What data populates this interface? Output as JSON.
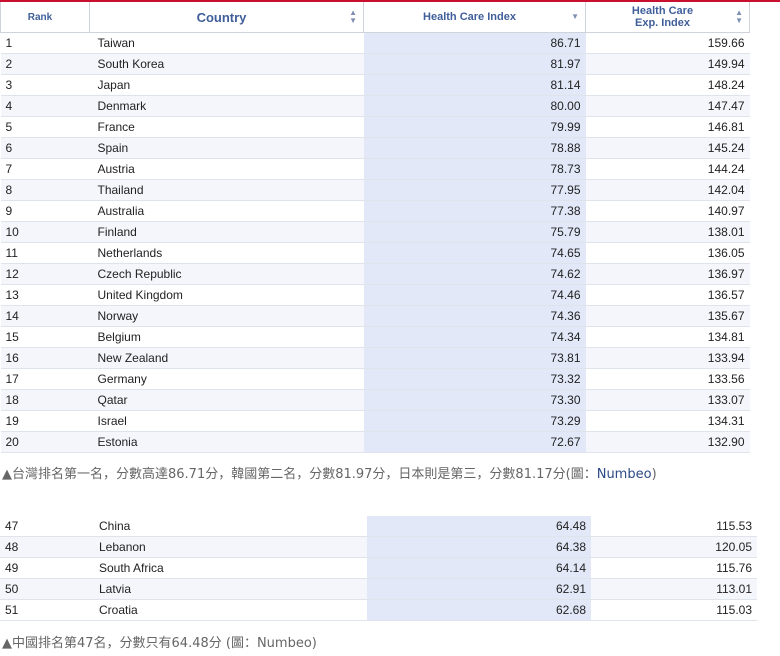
{
  "headers": {
    "rank": "Rank",
    "country": "Country",
    "hci": "Health Care Index",
    "hce_line1": "Health Care",
    "hce_line2": "Exp. Index"
  },
  "top_rows": [
    {
      "rank": "1",
      "country": "Taiwan",
      "hci": "86.71",
      "hce": "159.66"
    },
    {
      "rank": "2",
      "country": "South Korea",
      "hci": "81.97",
      "hce": "149.94"
    },
    {
      "rank": "3",
      "country": "Japan",
      "hci": "81.14",
      "hce": "148.24"
    },
    {
      "rank": "4",
      "country": "Denmark",
      "hci": "80.00",
      "hce": "147.47"
    },
    {
      "rank": "5",
      "country": "France",
      "hci": "79.99",
      "hce": "146.81"
    },
    {
      "rank": "6",
      "country": "Spain",
      "hci": "78.88",
      "hce": "145.24"
    },
    {
      "rank": "7",
      "country": "Austria",
      "hci": "78.73",
      "hce": "144.24"
    },
    {
      "rank": "8",
      "country": "Thailand",
      "hci": "77.95",
      "hce": "142.04"
    },
    {
      "rank": "9",
      "country": "Australia",
      "hci": "77.38",
      "hce": "140.97"
    },
    {
      "rank": "10",
      "country": "Finland",
      "hci": "75.79",
      "hce": "138.01"
    },
    {
      "rank": "11",
      "country": "Netherlands",
      "hci": "74.65",
      "hce": "136.05"
    },
    {
      "rank": "12",
      "country": "Czech Republic",
      "hci": "74.62",
      "hce": "136.97"
    },
    {
      "rank": "13",
      "country": "United Kingdom",
      "hci": "74.46",
      "hce": "136.57"
    },
    {
      "rank": "14",
      "country": "Norway",
      "hci": "74.36",
      "hce": "135.67"
    },
    {
      "rank": "15",
      "country": "Belgium",
      "hci": "74.34",
      "hce": "134.81"
    },
    {
      "rank": "16",
      "country": "New Zealand",
      "hci": "73.81",
      "hce": "133.94"
    },
    {
      "rank": "17",
      "country": "Germany",
      "hci": "73.32",
      "hce": "133.56"
    },
    {
      "rank": "18",
      "country": "Qatar",
      "hci": "73.30",
      "hce": "133.07"
    },
    {
      "rank": "19",
      "country": "Israel",
      "hci": "73.29",
      "hce": "134.31"
    },
    {
      "rank": "20",
      "country": "Estonia",
      "hci": "72.67",
      "hce": "132.90"
    }
  ],
  "bottom_rows": [
    {
      "rank": "47",
      "country": "China",
      "hci": "64.48",
      "hce": "115.53"
    },
    {
      "rank": "48",
      "country": "Lebanon",
      "hci": "64.38",
      "hce": "120.05"
    },
    {
      "rank": "49",
      "country": "South Africa",
      "hci": "64.14",
      "hce": "115.76"
    },
    {
      "rank": "50",
      "country": "Latvia",
      "hci": "62.91",
      "hce": "113.01"
    },
    {
      "rank": "51",
      "country": "Croatia",
      "hci": "62.68",
      "hce": "115.03"
    }
  ],
  "captions": {
    "top_text": "▲台灣排名第一名，分數高達86.71分，韓國第二名，分數81.97分，日本則是第三，分數81.17分(圖：",
    "top_source": "Numbeo",
    "top_end": ")",
    "bottom_text": "▲中國排名第47名，分數只有64.48分 (圖：Numbeo)"
  },
  "colors": {
    "accent_red": "#c8102e",
    "header_text": "#3f5e9a",
    "index_column_bg": "#e2e8f8",
    "caption_text": "#666666",
    "source_link": "#2c4a87"
  },
  "icons": {
    "sort_both": "sort-arrows-icon",
    "sort_desc": "sort-desc-icon"
  }
}
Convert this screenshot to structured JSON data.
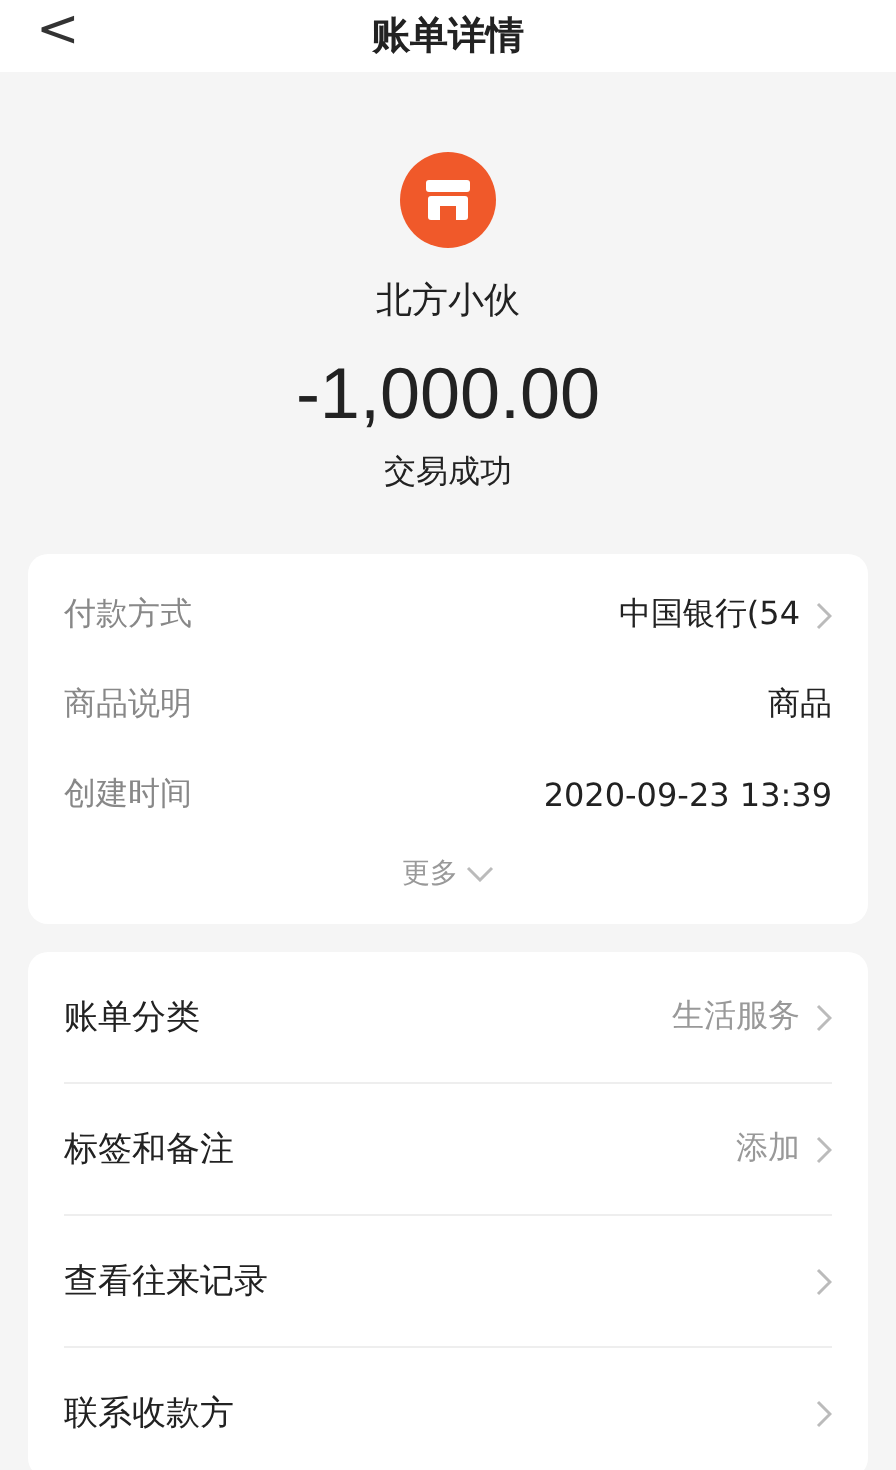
{
  "header": {
    "back": "<",
    "title": "账单详情"
  },
  "merchant": {
    "name": "北方小伙",
    "amount": "-1,000.00",
    "status": "交易成功"
  },
  "details": [
    {
      "label": "付款方式",
      "value": "中国银行(54",
      "arrow": true
    },
    {
      "label": "商品说明",
      "value": "商品",
      "arrow": false
    },
    {
      "label": "创建时间",
      "value": "2020-09-23 13:39",
      "arrow": false
    }
  ],
  "more": "更多",
  "actions": [
    {
      "label": "账单分类",
      "value": "生活服务"
    },
    {
      "label": "标签和备注",
      "value": "添加"
    },
    {
      "label": "查看往来记录"
    },
    {
      "label": "联系收款方"
    }
  ]
}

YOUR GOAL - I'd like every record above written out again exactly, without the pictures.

SOLUTION TO THE EXERCISE -
What data populates this interface? Output as JSON.
{
  "headers": {
    "rank": "Rank",
    "country": "Country",
    "hci": "Health Care Index",
    "hce_line1": "Health Care",
    "hce_line2": "Exp. Index"
  },
  "top_rows": [
    {
      "rank": "1",
      "country": "Taiwan",
      "hci": "86.71",
      "hce": "159.66"
    },
    {
      "rank": "2",
      "country": "South Korea",
      "hci": "81.97",
      "hce": "149.94"
    },
    {
      "rank": "3",
      "country": "Japan",
      "hci": "81.14",
      "hce": "148.24"
    },
    {
      "rank": "4",
      "country": "Denmark",
      "hci": "80.00",
      "hce": "147.47"
    },
    {
      "rank": "5",
      "country": "France",
      "hci": "79.99",
      "hce": "146.81"
    },
    {
      "rank": "6",
      "country": "Spain",
      "hci": "78.88",
      "hce": "145.24"
    },
    {
      "rank": "7",
      "country": "Austria",
      "hci": "78.73",
      "hce": "144.24"
    },
    {
      "rank": "8",
      "country": "Thailand",
      "hci": "77.95",
      "hce": "142.04"
    },
    {
      "rank": "9",
      "country": "Australia",
      "hci": "77.38",
      "hce": "140.97"
    },
    {
      "rank": "10",
      "country": "Finland",
      "hci": "75.79",
      "hce": "138.01"
    },
    {
      "rank": "11",
      "country": "Netherlands",
      "hci": "74.65",
      "hce": "136.05"
    },
    {
      "rank": "12",
      "country": "Czech Republic",
      "hci": "74.62",
      "hce": "136.97"
    },
    {
      "rank": "13",
      "country": "United Kingdom",
      "hci": "74.46",
      "hce": "136.57"
    },
    {
      "rank": "14",
      "country": "Norway",
      "hci": "74.36",
      "hce": "135.67"
    },
    {
      "rank": "15",
      "country": "Belgium",
      "hci": "74.34",
      "hce": "134.81"
    },
    {
      "rank": "16",
      "country": "New Zealand",
      "hci": "73.81",
      "hce": "133.94"
    },
    {
      "rank": "17",
      "country": "Germany",
      "hci": "73.32",
      "hce": "133.56"
    },
    {
      "rank": "18",
      "country": "Qatar",
      "hci": "73.30",
      "hce": "133.07"
    },
    {
      "rank": "19",
      "country": "Israel",
      "hci": "73.29",
      "hce": "134.31"
    },
    {
      "rank": "20",
      "country": "Estonia",
      "hci": "72.67",
      "hce": "132.90"
    }
  ],
  "bottom_rows": [
    {
      "rank": "47",
      "country": "China",
      "hci": "64.48",
      "hce": "115.53"
    },
    {
      "rank": "48",
      "country": "Lebanon",
      "hci": "64.38",
      "hce": "120.05"
    },
    {
      "rank": "49",
      "country": "South Africa",
      "hci": "64.14",
      "hce": "115.76"
    },
    {
      "rank": "50",
      "country": "Latvia",
      "hci": "62.91",
      "hce": "113.01"
    },
    {
      "rank": "51",
      "country": "Croatia",
      "hci": "62.68",
      "hce": "115.03"
    }
  ],
  "captions": {
    "top_text": "▲台灣排名第一名，分數高達86.71分，韓國第二名，分數81.97分，日本則是第三，分數81.17分(圖：",
    "top_source": "Numbeo",
    "top_end": ")",
    "bottom_text": "▲中國排名第47名，分數只有64.48分 (圖：Numbeo)"
  },
  "colors": {
    "accent_red": "#c8102e",
    "header_text": "#3f5e9a",
    "index_column_bg": "#e2e8f8",
    "caption_text": "#666666",
    "source_link": "#2c4a87"
  },
  "icons": {
    "sort_both": "sort-arrows-icon",
    "sort_desc": "sort-desc-icon"
  }
}
Convert this screenshot to structured JSON data.
{
  "header": {
    "back": "<",
    "title": "账单详情"
  },
  "merchant": {
    "name": "北方小伙",
    "amount": "-1,000.00",
    "status": "交易成功"
  },
  "details": [
    {
      "label": "付款方式",
      "value": "中国银行(54",
      "arrow": true
    },
    {
      "label": "商品说明",
      "value": "商品",
      "arrow": false
    },
    {
      "label": "创建时间",
      "value": "2020-09-23 13:39",
      "arrow": false
    }
  ],
  "more": "更多",
  "actions": [
    {
      "label": "账单分类",
      "value": "生活服务"
    },
    {
      "label": "标签和备注",
      "value": "添加"
    },
    {
      "label": "查看往来记录"
    },
    {
      "label": "联系收款方"
    }
  ]
}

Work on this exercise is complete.